"Auto-enrolment may well be lulling people into a false sense of security that they are putting away enough for a comfortable retirement.
"For many, that is simply not the case, particularly given retirement is looking more expensive than ever.
“While retirement may feel like a long time away for those in their 20s, it’s really important they start to think about it as soon as possible."
Despite the dangers of pensioner poverty, over half of those in their 20s say they can’t afford to save for the long term because of competing financial priorities.
Those in their 20s are saddled with twice as much debt as other age groups, on average owing more than £20,000. Almost four in 10 have student loans eating into their monthly pay cheques, one in five have unpaid credit card bills and 15% have other loans to pay off.
Following sweeping pension reforms in 2015, there is more scope than ever to arrange your finances the way you want them.
For example, you can now continue to work and take some of your pension benefits – and can even access your entire pension savings and draw up your own investment strategy.
That flexibility is great, but there is a lot to weigh up when considering whether to touch your pension. It may be in your best interests to stay in your defined benefit scheme - obtaining professional advice is therefore crucial.
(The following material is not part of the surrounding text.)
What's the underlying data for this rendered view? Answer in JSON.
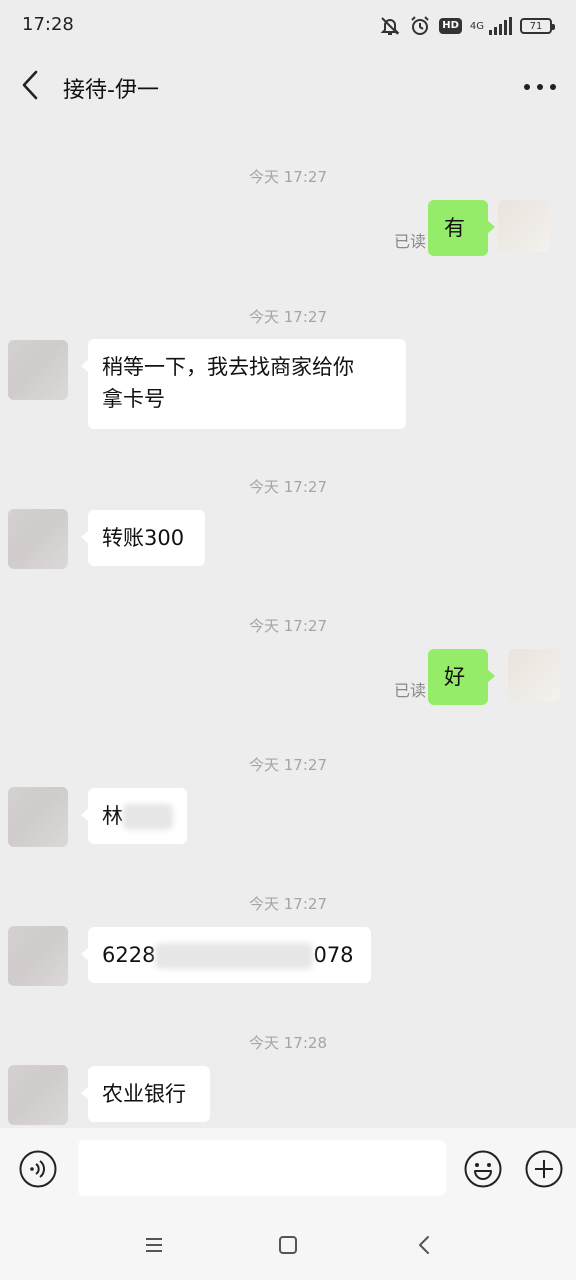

Aberdein Considine’s independent financial advisers - who are authorised and regulated by the Financial Conduct Authority (FCA) - can guide you through the pension maze and help you tailor a plan to your circumstances.